Getting to the Heart of the Matter
By Dean L. Jones
Heart disease is the number one American killer, leading cancer, chronic lower respiratory diseases, accidents (like car accidents and falls), strokes, Alzheimer’s, diabetes, influenza, pneumonia, kidney disorders and suicide, respectively. When getting to the heart of the matter of this disease it can be prevented and/or treated with making healthy lifestyle choices.
The first choice is to limit and even eliminate the consumption of added sugar in the day-to-day diet. Added sugars are sugars and syrups that are added to foods or beverages when they are processed or prepared. Items such as sugar-sweetened beverages like regular soft drinks, sugars and candy, grain-based desserts such as cakes cookies, and pies, fruit punches, dairy desserts and milk products including ice cream, sweetened yogurt, sweetened milk, and other grain-based foods such as cinnamon toast and honey-nut waffles, including table sugar, brown sugar, high-fructose corn syrup, maple syrup, honey, molasses and other caloric sweeteners in prepared and processed foods and beverages.
It is because too many Americans are continually over-eating these aforementioned items that the American Heart Association strongly recommends that women consume no more than 100 calories (6-teaspoons of sugar) a day from added sugars; and men consume no more than 150 calories (9-teaspoons of sugar) a day. Yet, still dietary change breeds skepticism that any of this knowledge bears importance to a healthy heart.
For instance, the mere mention of vegetarian, vegan, or a pescetarianism lifestyle receives a downbeat reaction from a large number of people. It seems that those who refrain from consuming sugary items are considered somewhat different. Nonetheless, following heart surgery doctors recommend a dietary lifestyle that resembles that of a vegetarian, especially advising heart patients to practice abstaining from the consumption of red meat, smoking, and sugar, which may also include abstention from by-products of animal slaughter.
Vegetarians have a 32% lower risk of coronary heart disease than non-vegetarians, due in part due to eliminating brown sugar, powdered sugar or even raw sugar as all of them are made from refined white sugar. Also, vegetarians have lower BMI, non-HDL cholesterol and blood pressure.
For the record, a pescetarian diet practices eating fish or other seafood, but not the flesh of other animals. Most pescetarians maintain a lacto-ovo vegetarian diet with the addition of fish and shellfish. Where, rarely do practitioners of western medicine advise their patients to take on a vegan lifestyle by abstaining from the use of all animal products, veganism is a growing consideration for better health due to the rising numbers of people suffering from heart related diseases.

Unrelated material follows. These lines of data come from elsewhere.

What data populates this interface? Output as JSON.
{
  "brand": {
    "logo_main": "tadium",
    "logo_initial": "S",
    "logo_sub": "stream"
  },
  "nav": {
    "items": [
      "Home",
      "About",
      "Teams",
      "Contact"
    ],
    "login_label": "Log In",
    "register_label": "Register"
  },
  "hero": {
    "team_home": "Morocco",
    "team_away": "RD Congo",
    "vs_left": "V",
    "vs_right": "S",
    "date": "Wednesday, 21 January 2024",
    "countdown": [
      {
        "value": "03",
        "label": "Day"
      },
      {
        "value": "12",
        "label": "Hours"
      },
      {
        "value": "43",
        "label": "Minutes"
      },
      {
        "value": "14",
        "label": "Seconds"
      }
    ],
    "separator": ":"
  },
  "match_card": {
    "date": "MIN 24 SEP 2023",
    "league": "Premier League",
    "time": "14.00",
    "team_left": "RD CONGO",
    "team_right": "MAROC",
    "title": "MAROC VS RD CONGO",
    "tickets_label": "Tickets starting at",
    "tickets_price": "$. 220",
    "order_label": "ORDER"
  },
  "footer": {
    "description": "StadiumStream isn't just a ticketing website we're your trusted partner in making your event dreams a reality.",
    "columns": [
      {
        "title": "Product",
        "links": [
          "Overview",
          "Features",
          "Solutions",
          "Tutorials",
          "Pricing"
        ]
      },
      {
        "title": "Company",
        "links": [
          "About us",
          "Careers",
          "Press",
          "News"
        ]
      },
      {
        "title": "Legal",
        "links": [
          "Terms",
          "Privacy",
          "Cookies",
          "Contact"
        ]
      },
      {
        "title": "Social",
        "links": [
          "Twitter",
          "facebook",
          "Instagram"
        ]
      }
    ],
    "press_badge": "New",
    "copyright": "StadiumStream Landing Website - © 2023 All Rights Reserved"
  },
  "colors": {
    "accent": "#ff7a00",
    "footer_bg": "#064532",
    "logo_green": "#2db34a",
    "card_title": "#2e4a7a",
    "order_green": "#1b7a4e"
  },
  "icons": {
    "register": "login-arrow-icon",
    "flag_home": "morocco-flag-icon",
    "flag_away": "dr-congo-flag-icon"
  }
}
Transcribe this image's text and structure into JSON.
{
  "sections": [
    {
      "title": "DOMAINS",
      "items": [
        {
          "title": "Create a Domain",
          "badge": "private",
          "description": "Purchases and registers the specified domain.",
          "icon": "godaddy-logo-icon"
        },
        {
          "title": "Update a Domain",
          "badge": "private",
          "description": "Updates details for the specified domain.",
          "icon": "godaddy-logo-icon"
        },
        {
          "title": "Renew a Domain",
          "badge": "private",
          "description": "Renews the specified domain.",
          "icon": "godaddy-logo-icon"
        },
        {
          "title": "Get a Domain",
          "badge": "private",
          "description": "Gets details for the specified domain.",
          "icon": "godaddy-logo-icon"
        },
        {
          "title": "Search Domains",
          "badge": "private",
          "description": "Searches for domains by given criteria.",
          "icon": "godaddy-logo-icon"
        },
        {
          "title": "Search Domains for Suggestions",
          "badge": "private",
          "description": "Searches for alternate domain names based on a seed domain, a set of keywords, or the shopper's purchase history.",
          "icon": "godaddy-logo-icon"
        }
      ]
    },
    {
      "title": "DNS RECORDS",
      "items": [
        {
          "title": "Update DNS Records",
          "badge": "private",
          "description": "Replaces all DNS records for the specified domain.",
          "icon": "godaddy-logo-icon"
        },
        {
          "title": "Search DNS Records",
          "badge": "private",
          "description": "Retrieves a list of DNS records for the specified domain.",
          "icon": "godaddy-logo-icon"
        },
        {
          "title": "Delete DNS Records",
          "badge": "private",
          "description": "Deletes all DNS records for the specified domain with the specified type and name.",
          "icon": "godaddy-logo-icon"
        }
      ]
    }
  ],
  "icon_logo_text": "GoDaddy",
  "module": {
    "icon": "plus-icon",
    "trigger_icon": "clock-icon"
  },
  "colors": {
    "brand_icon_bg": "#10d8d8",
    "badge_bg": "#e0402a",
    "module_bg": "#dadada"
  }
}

In summary, there are dangers from eating added sugar, which by the way gets its white color from a refining process that often involves the use of bone char, meaning that it is an animal by-product. Thus, getting to the heart of the matter of disease is to live more SugarAlert!
Since 2007, Dean steadfastly shares his understanding on the dangers of eating processed sugar.